California City Disputes High Debt Burden Audit by State

The state auditor cites the city of Lodi’s debt burden as 112 percent, but the city manager says the audit miscalculated certain contracts as debt and believes the city has a 36 percent debt ratio, which puts it in the low-risk category.

(TNS) — The City of Lodi carries a higher debt burden than most other California cities, according to a recent report released by the California State Auditor’s office ranking the fiscal health of 471 cities across the state. However, Lodi City Manager Steve Schwabauer says that a closer look reveals that the city’s financial situation isn’t as dire as the audit suggests.

The auditor’s public dashboard contains information about a city’s revenues and expenditures related to its long-standing fiscal obligations, rating each city from high to low risk for fiscal distress.

Lodi was grouped in the high-risk category along with 94 other cities. According to the auditor’s assessment, Lodi is believed to be struggling under its debt burden, which could strain the city’s financial resources used to provide essential services to its residents, especially if revenues decline.

The date collected by the state auditor cites the city’s debt burden as 112% — meaning the city's revenues are substantially burdened by debt — for the 2016-17 fiscal year.

The state auditor’s office looked at 10 financial indicators — including reserves, revenue trends, and debt burden — to assess a city’s ability to pay its bills in the short and long term, and graded cities on those indicators from zero to 100 points.
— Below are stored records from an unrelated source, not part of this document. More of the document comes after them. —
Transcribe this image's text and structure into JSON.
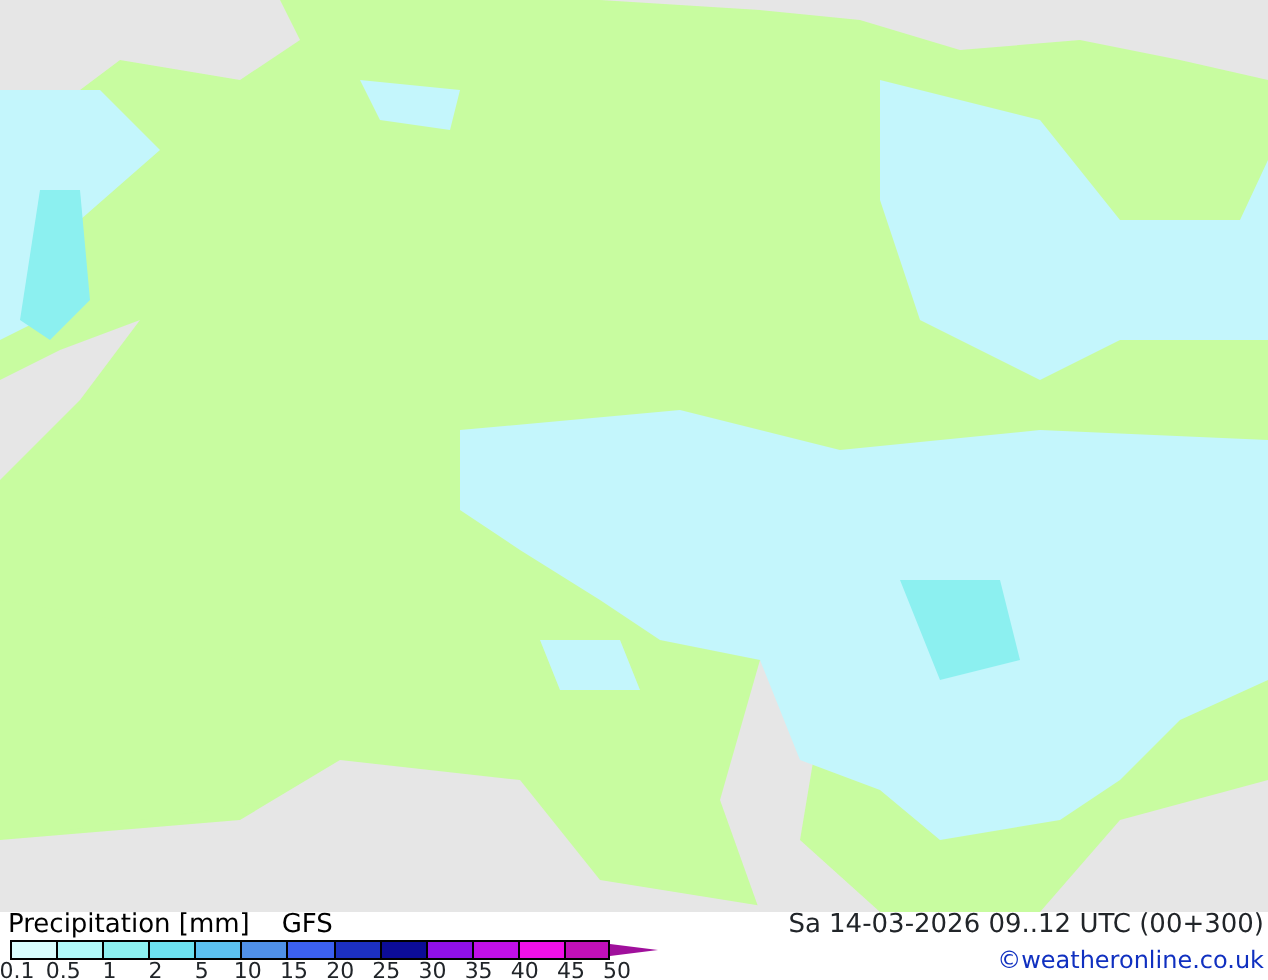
{
  "map": {
    "kind": "precipitation"
  },
  "legend": {
    "title": "Precipitation [mm]",
    "model": "GFS",
    "bins": [
      {
        "color": "#d8fcfc"
      },
      {
        "color": "#b0f8f8"
      },
      {
        "color": "#8cf0f0"
      },
      {
        "color": "#6ce0f0"
      },
      {
        "color": "#5cc0f0"
      },
      {
        "color": "#5090e8"
      },
      {
        "color": "#3c60f0"
      },
      {
        "color": "#1c30c0"
      },
      {
        "color": "#0c0c98"
      },
      {
        "color": "#9010e8"
      },
      {
        "color": "#c010e8"
      },
      {
        "color": "#f010e8"
      },
      {
        "color": "#c010b8"
      }
    ],
    "ticks": [
      "0.1",
      "0.5",
      "1",
      "2",
      "5",
      "10",
      "15",
      "20",
      "25",
      "30",
      "35",
      "40",
      "45",
      "50"
    ]
  },
  "valid_time": "Sa 14-03-2026 09..12 UTC (00+300)",
  "credit": "©weatheronline.co.uk"
}
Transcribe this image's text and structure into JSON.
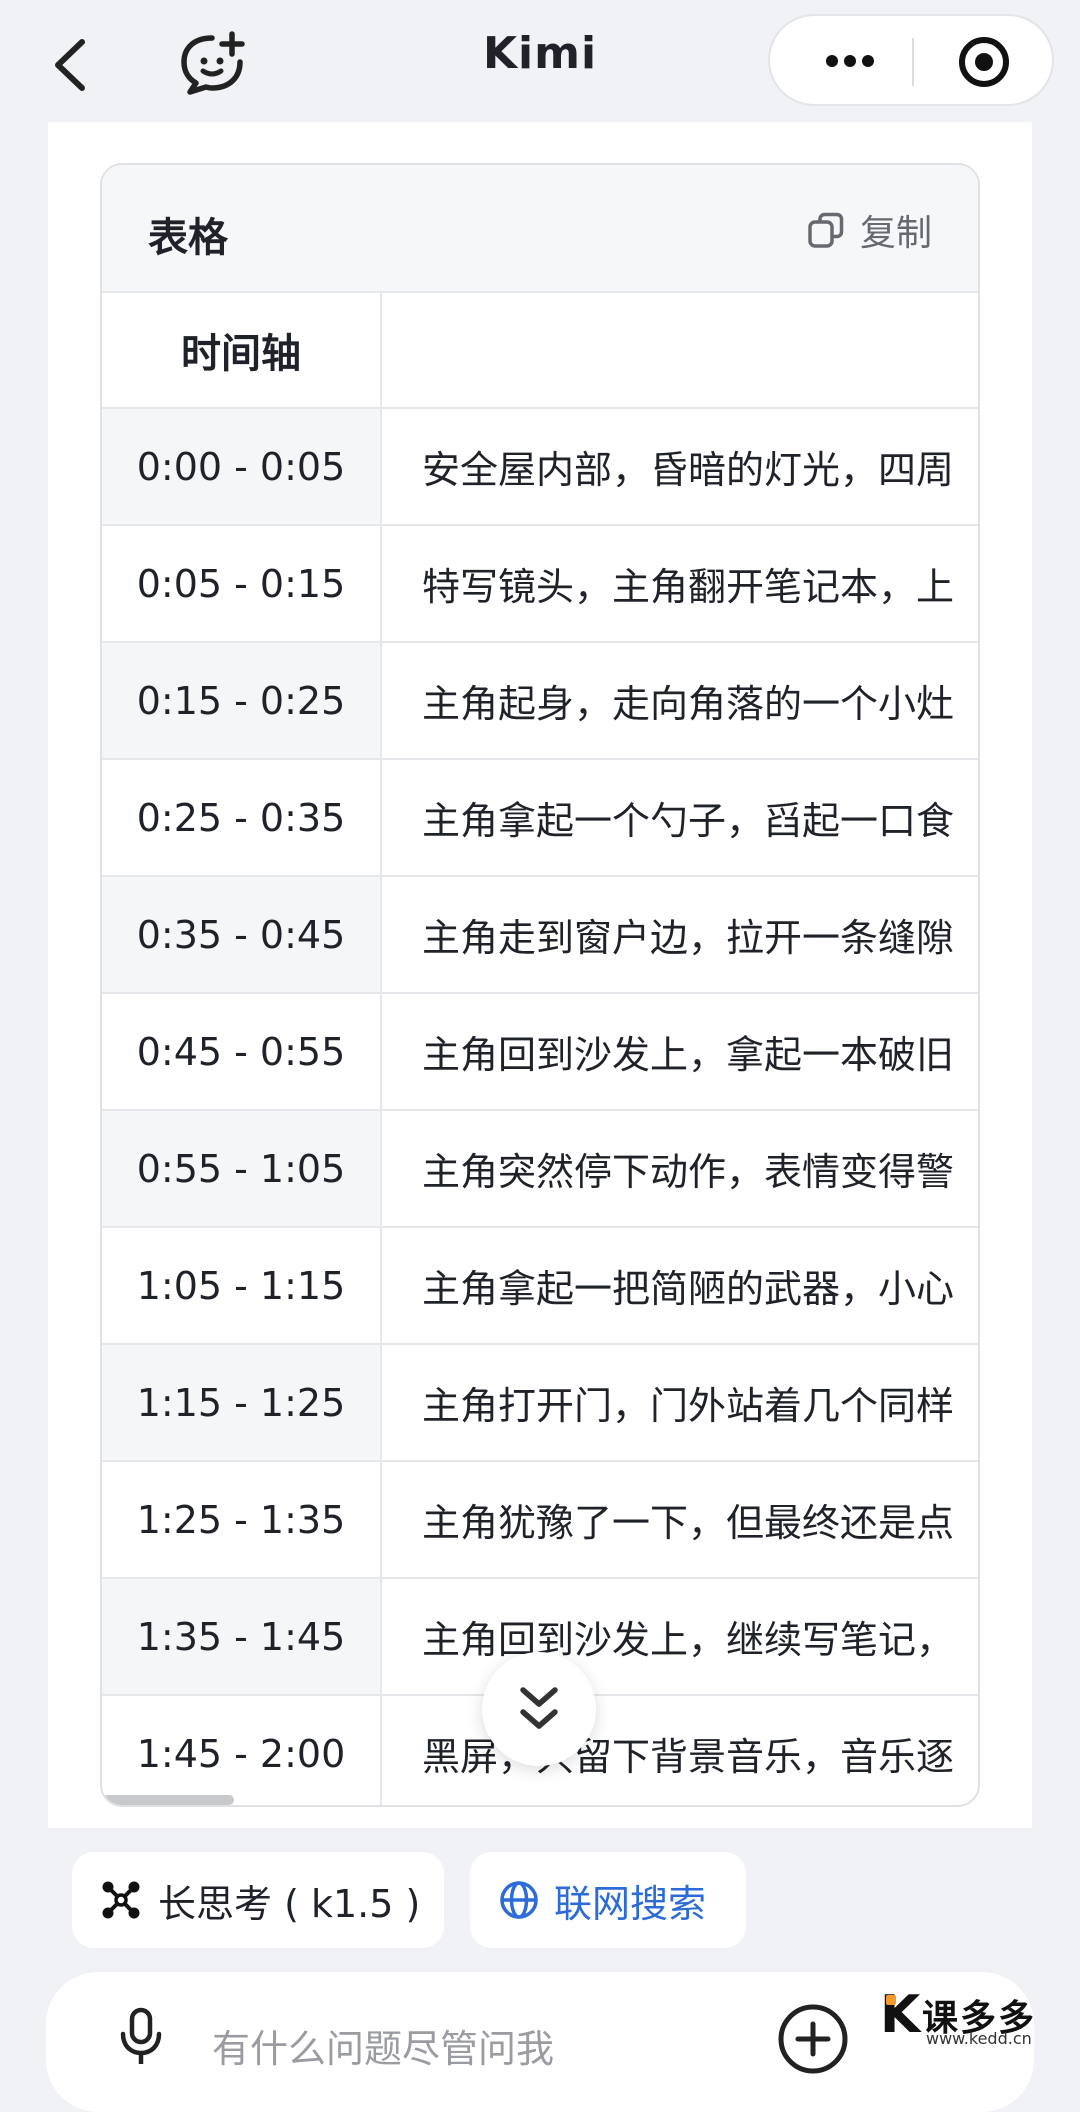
{
  "header": {
    "title": "Kimi",
    "back_icon": "chevron-left-icon",
    "new_chat_icon": "chat-add-icon",
    "more_icon": "more-dots-icon",
    "close_icon": "target-close-icon"
  },
  "table_card": {
    "title": "表格",
    "copy_label": "复制",
    "columns": [
      "时间轴",
      ""
    ],
    "rows": [
      {
        "time": "0:00 - 0:05",
        "desc": "安全屋内部，昏暗的灯光，四周"
      },
      {
        "time": "0:05 - 0:15",
        "desc": "特写镜头，主角翻开笔记本，上"
      },
      {
        "time": "0:15 - 0:25",
        "desc": "主角起身，走向角落的一个小灶"
      },
      {
        "time": "0:25 - 0:35",
        "desc": "主角拿起一个勺子，舀起一口食"
      },
      {
        "time": "0:35 - 0:45",
        "desc": "主角走到窗户边，拉开一条缝隙"
      },
      {
        "time": "0:45 - 0:55",
        "desc": "主角回到沙发上，拿起一本破旧"
      },
      {
        "time": "0:55 - 1:05",
        "desc": "主角突然停下动作，表情变得警"
      },
      {
        "time": "1:05 - 1:15",
        "desc": "主角拿起一把简陋的武器，小心"
      },
      {
        "time": "1:15 - 1:25",
        "desc": "主角打开门，门外站着几个同样"
      },
      {
        "time": "1:25 - 1:35",
        "desc": "主角犹豫了一下，但最终还是点"
      },
      {
        "time": "1:35 - 1:45",
        "desc": "主角回到沙发上，继续写笔记，"
      },
      {
        "time": "1:45 - 2:00",
        "desc": "黑屏，只留下背景音乐，音乐逐"
      }
    ]
  },
  "chips": {
    "think_label": "长思考 ( k1.5 )",
    "search_label": "联网搜索"
  },
  "input": {
    "placeholder": "有什么问题尽管问我"
  },
  "watermark": {
    "brand": "课多多",
    "url": "www.kedd.cn"
  },
  "colors": {
    "accent_blue": "#2d6bd8",
    "background": "#f1f2f5",
    "watermark_orange": "#f29a2e"
  }
}
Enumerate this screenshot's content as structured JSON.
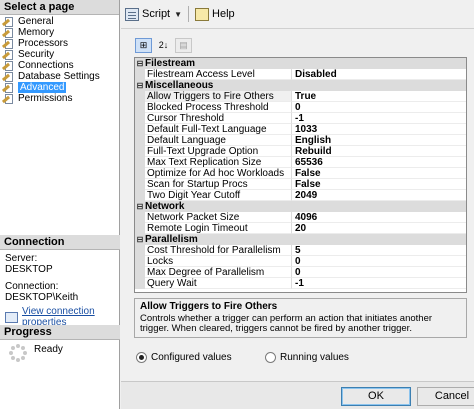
{
  "left": {
    "select_page_header": "Select a page",
    "pages": [
      {
        "label": "General",
        "selected": false
      },
      {
        "label": "Memory",
        "selected": false
      },
      {
        "label": "Processors",
        "selected": false
      },
      {
        "label": "Security",
        "selected": false
      },
      {
        "label": "Connections",
        "selected": false
      },
      {
        "label": "Database Settings",
        "selected": false
      },
      {
        "label": "Advanced",
        "selected": true
      },
      {
        "label": "Permissions",
        "selected": false
      }
    ],
    "connection_header": "Connection",
    "server_label": "Server:",
    "server_value": "DESKTOP",
    "connection_label": "Connection:",
    "connection_value": "DESKTOP\\Keith",
    "view_props_link": "View connection properties",
    "progress_header": "Progress",
    "progress_status": "Ready"
  },
  "toolbar": {
    "script_label": "Script",
    "help_label": "Help"
  },
  "grid_tools": {
    "categorized_glyph": "⊞",
    "alpha_glyph": "2↓",
    "pages_glyph": "▤"
  },
  "grid": {
    "categories": [
      {
        "name": "Filestream",
        "rows": [
          {
            "name": "Filestream Access Level",
            "value": "Disabled"
          }
        ]
      },
      {
        "name": "Miscellaneous",
        "rows": [
          {
            "name": "Allow Triggers to Fire Others",
            "value": "True"
          },
          {
            "name": "Blocked Process Threshold",
            "value": "0"
          },
          {
            "name": "Cursor Threshold",
            "value": "-1"
          },
          {
            "name": "Default Full-Text Language",
            "value": "1033"
          },
          {
            "name": "Default Language",
            "value": "English"
          },
          {
            "name": "Full-Text Upgrade Option",
            "value": "Rebuild"
          },
          {
            "name": "Max Text Replication Size",
            "value": "65536"
          },
          {
            "name": "Optimize for Ad hoc Workloads",
            "value": "False"
          },
          {
            "name": "Scan for Startup Procs",
            "value": "False"
          },
          {
            "name": "Two Digit Year Cutoff",
            "value": "2049"
          }
        ]
      },
      {
        "name": "Network",
        "rows": [
          {
            "name": "Network Packet Size",
            "value": "4096"
          },
          {
            "name": "Remote Login Timeout",
            "value": "20"
          }
        ]
      },
      {
        "name": "Parallelism",
        "rows": [
          {
            "name": "Cost Threshold for Parallelism",
            "value": "5"
          },
          {
            "name": "Locks",
            "value": "0"
          },
          {
            "name": "Max Degree of Parallelism",
            "value": "0"
          },
          {
            "name": "Query Wait",
            "value": "-1"
          }
        ]
      }
    ],
    "selected_row": "Allow Triggers to Fire Others"
  },
  "description": {
    "title": "Allow Triggers to Fire Others",
    "text": "Controls whether a trigger can perform an action that initiates another trigger. When cleared, triggers cannot be fired by another trigger."
  },
  "radios": {
    "configured": "Configured values",
    "running": "Running values",
    "selected": "configured"
  },
  "buttons": {
    "ok": "OK",
    "cancel": "Cancel"
  },
  "icons": {
    "collapse": "⊟"
  }
}
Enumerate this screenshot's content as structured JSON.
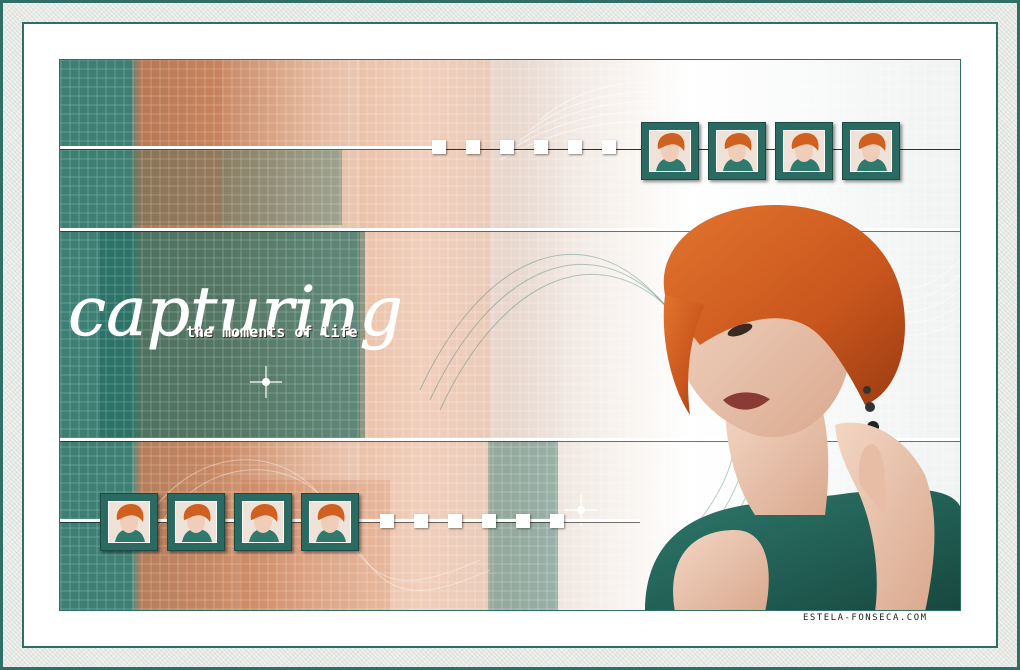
{
  "artwork": {
    "title_script": "capturing",
    "subtitle": "the moments of life",
    "watermark": "ESTELA-FONSECA.COM"
  },
  "colors": {
    "teal": "#2b6a61",
    "rust": "#c9612c",
    "cream": "#f4ddd0",
    "frame": "#2f6f66"
  },
  "thumbnails_top_count": 4,
  "thumbnails_bottom_count": 4,
  "squares_top_count": 6,
  "squares_bottom_count": 6
}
Schwabauer believes the debt collection tool created by the state auditor does not accurately judge the city’s debt burden because the tool grouped the city’s long-term pay contracts with the Northern California Power Agency as debt. He noted that because the life of the contract between the city and the NCPA is over 30 years, the state auditor categorized the contract as a long-standing fiscal obligation, which put Lodi in the high-risk category.

“We have long-term pay contracts with NCPA for power plants that are categorized as debt. However, they are also operations costs because paying the debt also pays for the power provided through ownership of the power production assets,” Schwabauer said.

He added that if the tool had calculated the general fund revenues to its debt obligations, the debt calculation for the 2016-17 fiscal year would have a 36% debt ratio that would put Lodi in the low-risk category.

“The auditor's tool is a bit too blunt to take in all of the factors that may be unique to a particular city,” he said.

Among the 10 factors used to assess a city’s financial health, the state auditor ranked Lodi as a high risk for its future pension costs and its debt burden.

The auditor’s office said it worked with a seven-member advisory panel “made up of experts in municipal fiscal health” in coming up with its financial risk assessment.

Schwabauer said the 2017 data does not account for the measures the city has taken to address its unfunded pension obligations, including the creation of a pension stabilization fund that totaled around $10 million as of last June.

“We agree with the overall assessment that Lodi needs to be mindful of its CalPERS obligations. The City has been consistently clear that pension obligations are a concern and we will continue to work to address them,” he said.

©2019 the Lodi News-Sentinel (Lodi, Calif.). Distributed by Tribune Content Agency, LLC.